Pastor Jaret delivered the “Earth” segment of a four-part “elemental” sermon for the Easter Sunday service. “Teach us the Sacred Web of Abundance that flows outward from the land, the story of Jesus rising from the earth,” they preached. The Sacred Web of Abundance (SwoA) is an idea from the Weelaunee Web Collective, that liberation comes from our connections to each other and the land, honoring Indigenous stewardship. The Mvskoke people in Georgia and Atlanta are the original threads in the SwoA that autonomous communities, like Weelaunee, must connect to. Jaret’s prayer to the Weelaunee Forest, as a member of the Faith Coalition, imagined “a bed of pine straw,” being enough to “slow down the waves of oppression.”
Creative imagination is a key aspect of Park Avenue’s abolition.
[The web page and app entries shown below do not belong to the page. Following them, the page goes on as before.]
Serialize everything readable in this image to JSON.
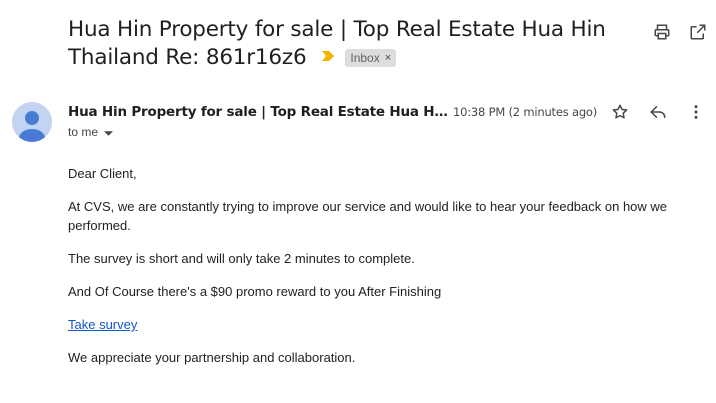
{
  "email": {
    "subject": "Hua Hin Property for sale | Top Real Estate Hua Hin Thailand Re: 861r16z6",
    "label": "Inbox",
    "label_remove": "×",
    "sender": "Hua Hin Property for sale | Top Real Estate Hua Hin Th…",
    "recipient": "to me",
    "time": "10:38 PM (2 minutes ago)",
    "body": {
      "greeting": "Dear Client,",
      "paragraph1": "At CVS, we are constantly trying to improve our service and would like to hear your feedback on how we performed.",
      "paragraph2": "The survey is short and will only take 2 minutes to complete.",
      "paragraph3": "And Of Course there's a $90 promo reward to you After Finishing",
      "link": "Take survey",
      "closing": "We appreciate your partnership and collaboration."
    }
  },
  "icons": {
    "print": "print-icon",
    "popout": "open-in-new-window-icon",
    "importance": "importance-marker-icon",
    "star": "star-icon",
    "reply": "reply-icon",
    "more": "more-vert-icon",
    "avatar": "default-avatar",
    "caret": "caret-down-icon"
  },
  "colors": {
    "importance": "#f4b400",
    "link": "#1155cc",
    "chip_bg": "#dddddd",
    "avatar_bg": "#c2d4f0",
    "avatar_fg": "#4a7bd4"
  }
}
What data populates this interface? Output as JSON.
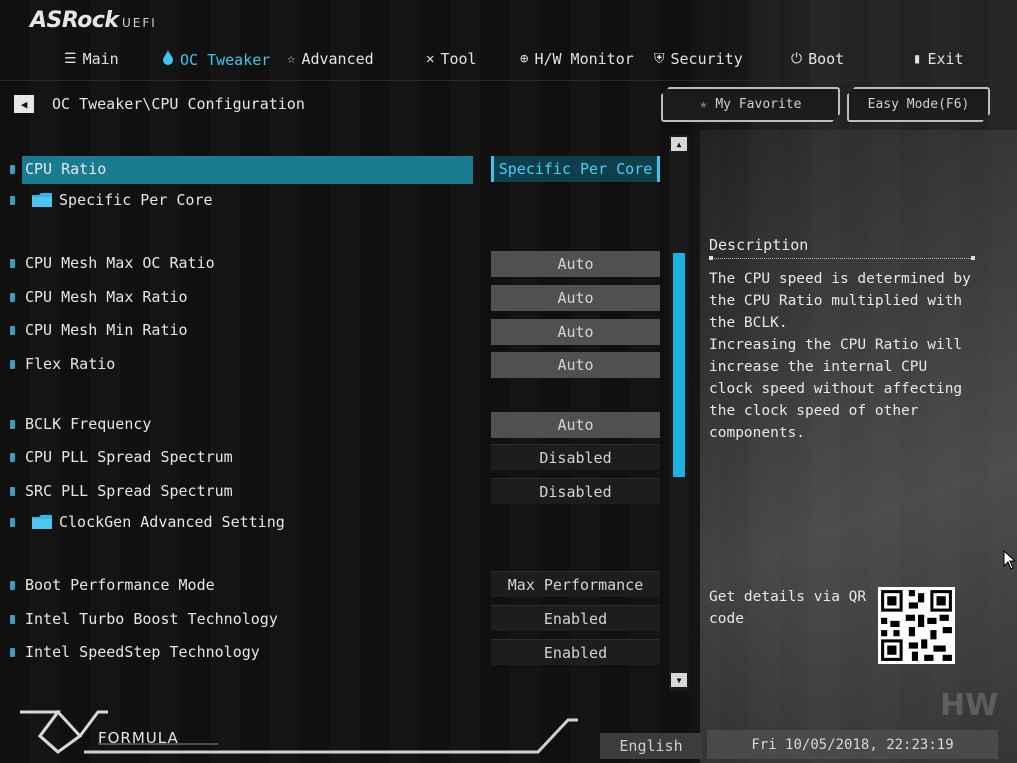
{
  "brand": {
    "logo": "ASRock",
    "sub": "UEFI"
  },
  "nav": [
    {
      "label": "Main",
      "icon": "list-icon"
    },
    {
      "label": "OC Tweaker",
      "icon": "flame-icon"
    },
    {
      "label": "Advanced",
      "icon": "star-icon"
    },
    {
      "label": "Tool",
      "icon": "tools-icon"
    },
    {
      "label": "H/W Monitor",
      "icon": "monitor-icon"
    },
    {
      "label": "Security",
      "icon": "shield-icon"
    },
    {
      "label": "Boot",
      "icon": "power-icon"
    },
    {
      "label": "Exit",
      "icon": "exit-icon"
    }
  ],
  "breadcrumb": "OC Tweaker\\CPU Configuration",
  "buttons": {
    "favorite": "My Favorite",
    "easy": "Easy Mode(F6)"
  },
  "settings": {
    "cpu_ratio": {
      "label": "CPU Ratio",
      "value": "Specific Per Core"
    },
    "specific_per_core": {
      "label": "Specific Per Core"
    },
    "mesh_max_oc": {
      "label": "CPU Mesh Max OC Ratio",
      "value": "Auto"
    },
    "mesh_max": {
      "label": "CPU Mesh Max Ratio",
      "value": "Auto"
    },
    "mesh_min": {
      "label": "CPU Mesh Min Ratio",
      "value": "Auto"
    },
    "flex": {
      "label": "Flex Ratio",
      "value": "Auto"
    },
    "bclk": {
      "label": "BCLK Frequency",
      "value": "Auto"
    },
    "cpu_pll": {
      "label": "CPU PLL Spread Spectrum",
      "value": "Disabled"
    },
    "src_pll": {
      "label": "SRC PLL Spread Spectrum",
      "value": "Disabled"
    },
    "clockgen": {
      "label": "ClockGen Advanced Setting"
    },
    "boot_perf": {
      "label": "Boot Performance Mode",
      "value": "Max Performance"
    },
    "turbo": {
      "label": "Intel Turbo Boost Technology",
      "value": "Enabled"
    },
    "speedstep": {
      "label": "Intel SpeedStep Technology",
      "value": "Enabled"
    }
  },
  "description": {
    "title": "Description",
    "body": "The CPU speed is determined by the CPU Ratio multiplied with the BCLK.\nIncreasing the CPU Ratio will increase the internal CPU clock speed without affecting the clock speed of other components."
  },
  "qr": {
    "text": "Get details via QR code"
  },
  "footer": {
    "brand": "FORMULA",
    "language": "English",
    "datetime": "Fri 10/05/2018, 22:23:19",
    "watermark": "HW"
  },
  "colors": {
    "accent": "#3ec4ec",
    "highlight": "#1a7a90",
    "scrollbar": "#1fb2e0"
  }
}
Like most Christian thought, Jaret sees abolition as “a concept that lives in the imaginal realm of possibilities.” Jesus’s life and death represented possibility for the world. That Jesus died for our sins, the pastor said, is “shallow theology.” They consider Jesus’s resurrection in the “imaginal realm,” representing what could happen “when we really free each other.” Rev. Nolan Huber-Rhoades is a parishioner at Park Avenue and a documentarian capturing the movement. He believes Jesus was executed for threatening an imperialist system, not unlike the United States “empire” today. “This movement to Stop Cop City is a spiritual movement,” he said, and Tort’s spirit, “is living on through this movement, in a very Christ-like way.”
Early Easter morning, birds sang and white-tailed deer foraged. A bulldozed path, lined by felled trees, led to the remnants of Tort’s altar. A turtle shell lay halfway visible in the mud, buried, yet unbroken. Belkis prays for Weelaunee, for the people who are carrying the torch of Tort’s legacy, “giving love to everybody, giving food to the people.” At the potluck, activist Jesse Pratt Lopez read her poem before the rebuilt altar. “In the face of perpetual violence to land … we sang and ate and danced again.”
Belkis prays for the strength of the community. She prays in silence, to feel Tort’s presence. This brings her peace. She knows her child is still alive, she said, “by faith.”
Zoey Laird is an Atlanta native from an Episcopalian family. She’s spent years asking questions about Christian religion, and is most intrigued by worship spaces and images of the virgin mother. She’s worked for radio broadcasting, including npr station kdlg 670. She’s motivated by collaborative making, most recently a zine called ANI: Atlanta narrative imagination. Check it out @ani.time.atl
Scalawag is a journalism and storytelling organization that works in solidarity with oppressed communities in the South to disrupt and shift the narratives that keep power and wealth in the hands of the few. Read more stories from Atlanta organizers featured in Scalawag’s A Week of Writing: Stop Cop City.
Contribute to the Atlanta Solidarity Fund to support the legal defense of Forest Defenders facing domestic terrorism charges, and learn more about the ongoing fight to #StopCopCity and defend the Atlanta forest.